● Task item
Please report how many lines in these records contain the string "schedule", and give nothing besides the number.

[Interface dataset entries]
----------

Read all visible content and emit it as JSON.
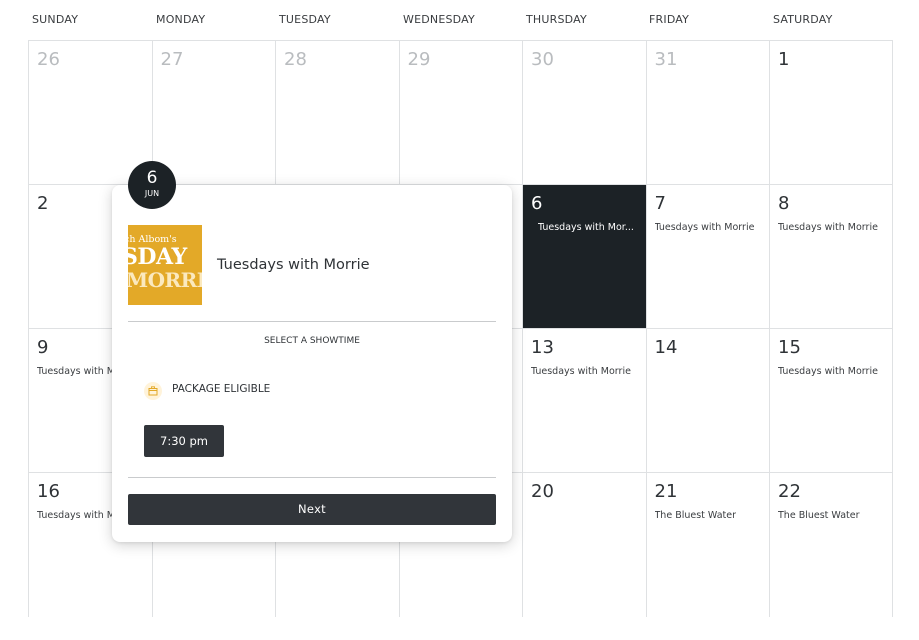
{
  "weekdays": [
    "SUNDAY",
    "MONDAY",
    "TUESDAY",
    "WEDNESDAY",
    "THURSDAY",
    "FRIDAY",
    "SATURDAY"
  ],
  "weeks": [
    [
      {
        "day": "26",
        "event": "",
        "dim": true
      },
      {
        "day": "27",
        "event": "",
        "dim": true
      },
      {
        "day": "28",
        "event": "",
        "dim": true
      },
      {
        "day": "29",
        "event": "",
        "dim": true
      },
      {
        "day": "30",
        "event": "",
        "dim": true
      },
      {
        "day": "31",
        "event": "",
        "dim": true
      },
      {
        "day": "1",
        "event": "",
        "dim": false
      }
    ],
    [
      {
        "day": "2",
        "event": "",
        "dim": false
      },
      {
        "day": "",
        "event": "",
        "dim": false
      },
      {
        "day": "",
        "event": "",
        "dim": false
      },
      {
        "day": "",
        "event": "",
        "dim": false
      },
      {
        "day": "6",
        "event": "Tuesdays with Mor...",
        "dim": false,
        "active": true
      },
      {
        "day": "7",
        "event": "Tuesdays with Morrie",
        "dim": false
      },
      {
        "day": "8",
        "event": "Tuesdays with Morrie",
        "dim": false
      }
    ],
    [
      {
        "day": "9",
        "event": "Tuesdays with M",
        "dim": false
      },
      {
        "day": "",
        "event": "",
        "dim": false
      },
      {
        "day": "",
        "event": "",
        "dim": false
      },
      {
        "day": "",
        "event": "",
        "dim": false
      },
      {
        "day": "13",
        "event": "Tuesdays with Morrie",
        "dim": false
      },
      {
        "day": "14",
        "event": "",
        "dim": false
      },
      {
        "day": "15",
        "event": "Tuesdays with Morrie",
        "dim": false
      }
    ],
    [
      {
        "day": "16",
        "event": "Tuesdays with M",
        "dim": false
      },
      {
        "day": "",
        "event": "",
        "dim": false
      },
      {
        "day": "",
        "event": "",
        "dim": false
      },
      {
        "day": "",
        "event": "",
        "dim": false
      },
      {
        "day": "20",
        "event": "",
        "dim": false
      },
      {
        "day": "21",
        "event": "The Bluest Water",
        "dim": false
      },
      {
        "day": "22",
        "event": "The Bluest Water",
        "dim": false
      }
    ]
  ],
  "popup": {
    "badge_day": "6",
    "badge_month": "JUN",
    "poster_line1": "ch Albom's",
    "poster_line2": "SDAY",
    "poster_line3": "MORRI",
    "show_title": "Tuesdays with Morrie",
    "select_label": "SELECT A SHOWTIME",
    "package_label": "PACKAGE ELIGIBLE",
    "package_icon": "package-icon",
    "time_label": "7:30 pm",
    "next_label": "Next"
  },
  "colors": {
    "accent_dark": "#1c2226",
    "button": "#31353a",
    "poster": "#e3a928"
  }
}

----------

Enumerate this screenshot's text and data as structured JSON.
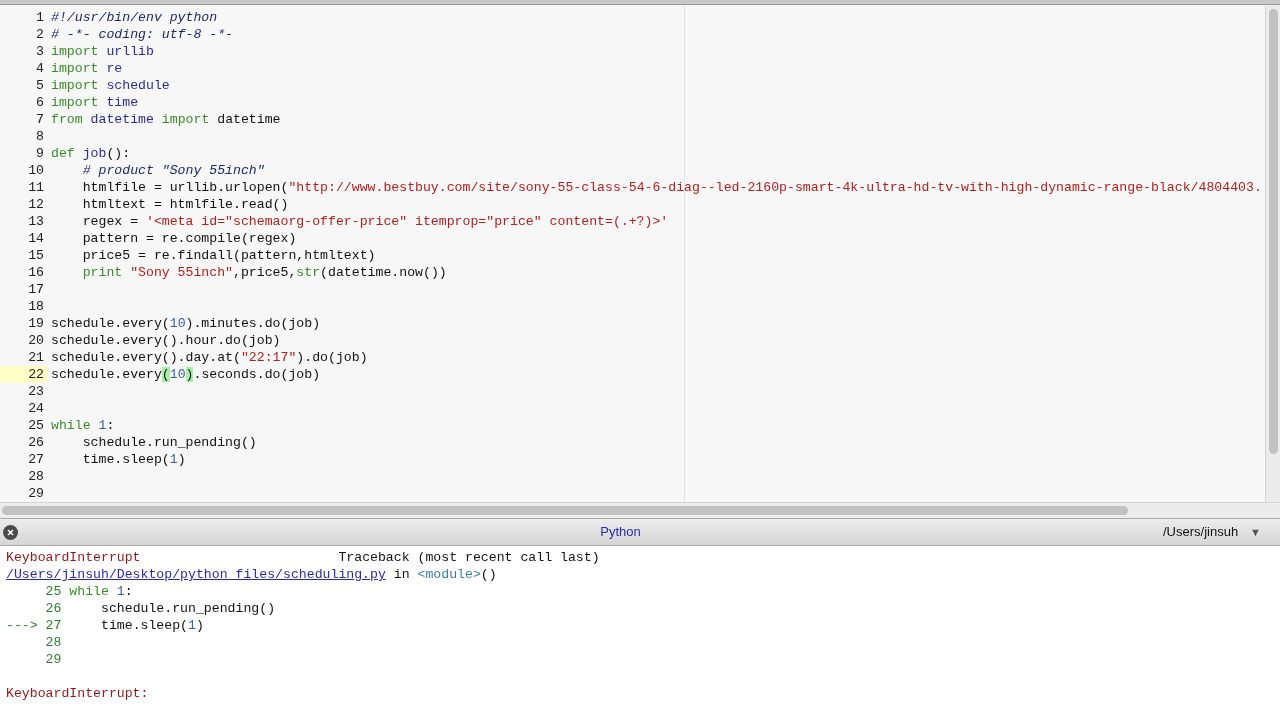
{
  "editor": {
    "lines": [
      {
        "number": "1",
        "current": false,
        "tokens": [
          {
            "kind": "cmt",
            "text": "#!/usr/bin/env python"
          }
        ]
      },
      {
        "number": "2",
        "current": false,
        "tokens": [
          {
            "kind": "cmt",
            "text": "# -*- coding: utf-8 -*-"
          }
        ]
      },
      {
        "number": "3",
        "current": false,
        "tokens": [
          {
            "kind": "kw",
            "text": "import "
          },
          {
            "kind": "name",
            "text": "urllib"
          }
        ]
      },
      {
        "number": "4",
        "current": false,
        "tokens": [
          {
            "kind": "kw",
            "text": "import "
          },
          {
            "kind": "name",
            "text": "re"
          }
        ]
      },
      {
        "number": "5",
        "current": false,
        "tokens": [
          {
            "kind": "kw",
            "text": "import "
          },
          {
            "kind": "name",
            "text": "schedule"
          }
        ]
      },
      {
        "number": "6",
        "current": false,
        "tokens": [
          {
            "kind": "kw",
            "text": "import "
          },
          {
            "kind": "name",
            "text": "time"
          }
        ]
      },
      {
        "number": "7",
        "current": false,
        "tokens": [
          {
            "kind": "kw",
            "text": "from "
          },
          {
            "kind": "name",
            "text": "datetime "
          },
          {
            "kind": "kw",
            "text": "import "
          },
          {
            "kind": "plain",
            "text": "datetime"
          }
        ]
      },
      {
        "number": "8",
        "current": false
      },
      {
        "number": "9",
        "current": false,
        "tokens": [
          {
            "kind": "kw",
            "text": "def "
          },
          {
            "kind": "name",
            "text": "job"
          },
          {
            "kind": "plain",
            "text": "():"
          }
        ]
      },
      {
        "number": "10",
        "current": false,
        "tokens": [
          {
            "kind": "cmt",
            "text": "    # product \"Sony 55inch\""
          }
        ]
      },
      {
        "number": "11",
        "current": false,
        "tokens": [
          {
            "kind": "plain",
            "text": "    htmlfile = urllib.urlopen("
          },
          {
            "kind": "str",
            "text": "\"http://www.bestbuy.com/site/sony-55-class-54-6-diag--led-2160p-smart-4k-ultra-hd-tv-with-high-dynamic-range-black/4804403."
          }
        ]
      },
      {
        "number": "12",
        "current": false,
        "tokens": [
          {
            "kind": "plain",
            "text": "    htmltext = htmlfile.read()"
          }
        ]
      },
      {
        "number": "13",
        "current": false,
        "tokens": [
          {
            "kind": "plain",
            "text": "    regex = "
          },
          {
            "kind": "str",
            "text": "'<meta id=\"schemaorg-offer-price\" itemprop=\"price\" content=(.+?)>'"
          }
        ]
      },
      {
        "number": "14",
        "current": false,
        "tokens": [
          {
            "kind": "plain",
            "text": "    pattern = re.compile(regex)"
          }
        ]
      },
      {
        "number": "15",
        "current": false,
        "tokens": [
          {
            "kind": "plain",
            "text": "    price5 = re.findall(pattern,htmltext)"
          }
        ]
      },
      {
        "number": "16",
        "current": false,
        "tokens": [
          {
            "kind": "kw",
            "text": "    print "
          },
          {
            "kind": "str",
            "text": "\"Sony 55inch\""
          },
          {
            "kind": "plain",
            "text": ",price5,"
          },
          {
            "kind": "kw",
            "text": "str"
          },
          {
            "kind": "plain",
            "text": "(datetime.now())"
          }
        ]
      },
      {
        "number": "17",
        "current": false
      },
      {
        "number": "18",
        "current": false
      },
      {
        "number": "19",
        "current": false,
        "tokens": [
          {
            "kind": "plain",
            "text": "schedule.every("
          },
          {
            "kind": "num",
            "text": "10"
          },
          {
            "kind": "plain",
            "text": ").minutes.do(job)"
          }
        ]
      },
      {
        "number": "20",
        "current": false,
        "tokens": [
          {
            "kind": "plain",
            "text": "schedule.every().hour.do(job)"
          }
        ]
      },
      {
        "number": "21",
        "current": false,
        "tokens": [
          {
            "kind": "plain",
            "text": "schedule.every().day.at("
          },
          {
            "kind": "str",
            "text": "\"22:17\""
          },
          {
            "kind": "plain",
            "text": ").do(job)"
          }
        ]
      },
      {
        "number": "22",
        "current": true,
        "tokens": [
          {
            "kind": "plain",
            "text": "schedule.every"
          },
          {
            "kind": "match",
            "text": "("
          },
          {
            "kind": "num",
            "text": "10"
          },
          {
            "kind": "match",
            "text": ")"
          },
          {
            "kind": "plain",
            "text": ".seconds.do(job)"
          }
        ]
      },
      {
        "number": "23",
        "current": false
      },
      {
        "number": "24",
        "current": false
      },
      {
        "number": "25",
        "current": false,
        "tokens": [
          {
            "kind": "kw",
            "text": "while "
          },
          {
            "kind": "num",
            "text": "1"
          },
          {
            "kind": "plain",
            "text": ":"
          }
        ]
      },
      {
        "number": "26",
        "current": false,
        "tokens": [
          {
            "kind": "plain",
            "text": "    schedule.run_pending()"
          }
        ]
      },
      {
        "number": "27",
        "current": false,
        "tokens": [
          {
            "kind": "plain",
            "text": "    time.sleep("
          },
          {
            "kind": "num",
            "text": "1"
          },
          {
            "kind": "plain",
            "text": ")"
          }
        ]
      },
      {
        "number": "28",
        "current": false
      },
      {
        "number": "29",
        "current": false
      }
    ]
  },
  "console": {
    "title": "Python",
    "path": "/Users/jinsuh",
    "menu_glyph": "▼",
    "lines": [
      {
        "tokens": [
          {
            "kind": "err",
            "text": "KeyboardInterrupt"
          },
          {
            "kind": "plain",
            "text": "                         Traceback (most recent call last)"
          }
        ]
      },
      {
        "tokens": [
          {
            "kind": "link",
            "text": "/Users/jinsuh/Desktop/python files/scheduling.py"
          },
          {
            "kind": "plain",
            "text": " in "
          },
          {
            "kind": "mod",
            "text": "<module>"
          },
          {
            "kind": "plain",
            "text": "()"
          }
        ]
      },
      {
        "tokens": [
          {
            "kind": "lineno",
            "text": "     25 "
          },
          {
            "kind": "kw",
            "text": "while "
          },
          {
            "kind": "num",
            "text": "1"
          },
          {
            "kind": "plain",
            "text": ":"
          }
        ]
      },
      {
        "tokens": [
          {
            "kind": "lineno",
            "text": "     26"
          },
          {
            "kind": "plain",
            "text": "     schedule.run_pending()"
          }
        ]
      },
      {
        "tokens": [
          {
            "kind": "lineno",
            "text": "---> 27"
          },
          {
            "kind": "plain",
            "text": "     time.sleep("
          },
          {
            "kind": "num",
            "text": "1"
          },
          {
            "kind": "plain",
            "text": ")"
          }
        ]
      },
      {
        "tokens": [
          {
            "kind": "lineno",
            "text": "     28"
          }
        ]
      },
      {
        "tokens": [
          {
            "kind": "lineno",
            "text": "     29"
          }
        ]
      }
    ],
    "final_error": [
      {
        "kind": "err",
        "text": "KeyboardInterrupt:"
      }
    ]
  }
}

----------

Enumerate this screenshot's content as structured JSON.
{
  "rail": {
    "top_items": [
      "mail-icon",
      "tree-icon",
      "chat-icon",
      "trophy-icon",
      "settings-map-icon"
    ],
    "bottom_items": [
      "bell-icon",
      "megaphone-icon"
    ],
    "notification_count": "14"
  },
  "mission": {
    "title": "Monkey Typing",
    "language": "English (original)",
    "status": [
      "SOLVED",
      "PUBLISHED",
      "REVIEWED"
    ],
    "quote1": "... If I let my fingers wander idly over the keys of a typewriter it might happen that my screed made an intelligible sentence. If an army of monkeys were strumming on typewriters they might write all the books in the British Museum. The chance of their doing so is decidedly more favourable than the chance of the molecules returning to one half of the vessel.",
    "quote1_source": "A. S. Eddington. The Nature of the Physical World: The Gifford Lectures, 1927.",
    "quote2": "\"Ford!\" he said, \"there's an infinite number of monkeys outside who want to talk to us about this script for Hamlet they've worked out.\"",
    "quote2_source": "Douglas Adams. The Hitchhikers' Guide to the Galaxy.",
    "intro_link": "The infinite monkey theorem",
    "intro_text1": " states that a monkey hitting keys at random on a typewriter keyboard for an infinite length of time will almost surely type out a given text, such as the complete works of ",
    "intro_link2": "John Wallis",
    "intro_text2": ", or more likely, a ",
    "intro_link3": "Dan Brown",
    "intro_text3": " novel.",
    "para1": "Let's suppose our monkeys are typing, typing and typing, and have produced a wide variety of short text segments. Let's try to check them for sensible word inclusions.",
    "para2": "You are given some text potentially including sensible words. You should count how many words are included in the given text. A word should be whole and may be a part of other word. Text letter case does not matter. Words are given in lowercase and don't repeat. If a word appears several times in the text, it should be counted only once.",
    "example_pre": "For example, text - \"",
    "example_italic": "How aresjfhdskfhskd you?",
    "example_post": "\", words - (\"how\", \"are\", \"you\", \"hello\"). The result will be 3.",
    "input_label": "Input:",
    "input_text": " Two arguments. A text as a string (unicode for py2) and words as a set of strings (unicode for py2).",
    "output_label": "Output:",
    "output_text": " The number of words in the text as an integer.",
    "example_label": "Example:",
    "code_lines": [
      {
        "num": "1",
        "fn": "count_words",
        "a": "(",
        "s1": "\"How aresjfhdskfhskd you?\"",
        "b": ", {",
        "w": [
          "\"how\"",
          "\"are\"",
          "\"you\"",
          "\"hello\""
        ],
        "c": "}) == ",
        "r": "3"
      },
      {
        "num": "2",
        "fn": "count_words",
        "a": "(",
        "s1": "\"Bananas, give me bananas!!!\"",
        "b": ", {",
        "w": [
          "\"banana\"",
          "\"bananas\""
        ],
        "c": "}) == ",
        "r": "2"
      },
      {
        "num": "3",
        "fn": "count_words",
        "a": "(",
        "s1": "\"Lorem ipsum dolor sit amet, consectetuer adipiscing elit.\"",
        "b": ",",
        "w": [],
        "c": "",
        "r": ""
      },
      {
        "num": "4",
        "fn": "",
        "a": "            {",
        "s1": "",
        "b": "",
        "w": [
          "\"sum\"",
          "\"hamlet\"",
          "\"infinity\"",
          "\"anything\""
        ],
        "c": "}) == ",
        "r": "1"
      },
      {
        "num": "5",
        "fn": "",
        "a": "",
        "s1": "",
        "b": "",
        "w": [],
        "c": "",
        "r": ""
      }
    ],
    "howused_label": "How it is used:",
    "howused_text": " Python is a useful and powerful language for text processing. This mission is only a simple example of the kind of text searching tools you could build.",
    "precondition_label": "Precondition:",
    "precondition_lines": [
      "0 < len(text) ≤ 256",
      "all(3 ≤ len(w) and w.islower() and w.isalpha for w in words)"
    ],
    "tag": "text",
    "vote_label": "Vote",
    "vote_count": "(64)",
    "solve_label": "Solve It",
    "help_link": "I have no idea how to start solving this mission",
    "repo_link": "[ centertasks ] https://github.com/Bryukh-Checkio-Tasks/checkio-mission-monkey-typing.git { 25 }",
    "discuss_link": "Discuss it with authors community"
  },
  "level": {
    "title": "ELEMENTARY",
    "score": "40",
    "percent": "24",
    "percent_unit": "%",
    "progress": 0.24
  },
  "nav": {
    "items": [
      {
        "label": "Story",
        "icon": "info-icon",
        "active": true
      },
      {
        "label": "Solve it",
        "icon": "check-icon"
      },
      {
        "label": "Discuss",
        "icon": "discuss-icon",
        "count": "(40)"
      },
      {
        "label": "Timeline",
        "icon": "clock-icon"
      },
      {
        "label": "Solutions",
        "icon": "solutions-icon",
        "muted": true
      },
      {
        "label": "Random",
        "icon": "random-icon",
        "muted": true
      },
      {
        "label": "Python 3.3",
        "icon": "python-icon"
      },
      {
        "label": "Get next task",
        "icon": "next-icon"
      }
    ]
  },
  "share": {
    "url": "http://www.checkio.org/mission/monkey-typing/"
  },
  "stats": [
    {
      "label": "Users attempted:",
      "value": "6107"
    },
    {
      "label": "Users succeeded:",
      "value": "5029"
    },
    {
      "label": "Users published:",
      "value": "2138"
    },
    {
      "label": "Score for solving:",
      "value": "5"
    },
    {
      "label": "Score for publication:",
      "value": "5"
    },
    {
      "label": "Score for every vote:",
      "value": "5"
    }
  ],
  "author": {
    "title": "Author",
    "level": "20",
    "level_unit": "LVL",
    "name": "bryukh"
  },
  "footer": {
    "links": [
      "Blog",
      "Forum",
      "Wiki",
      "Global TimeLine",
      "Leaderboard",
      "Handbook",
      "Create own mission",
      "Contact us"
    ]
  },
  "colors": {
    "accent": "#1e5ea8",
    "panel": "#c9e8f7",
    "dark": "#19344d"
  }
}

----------

● Problem solution
7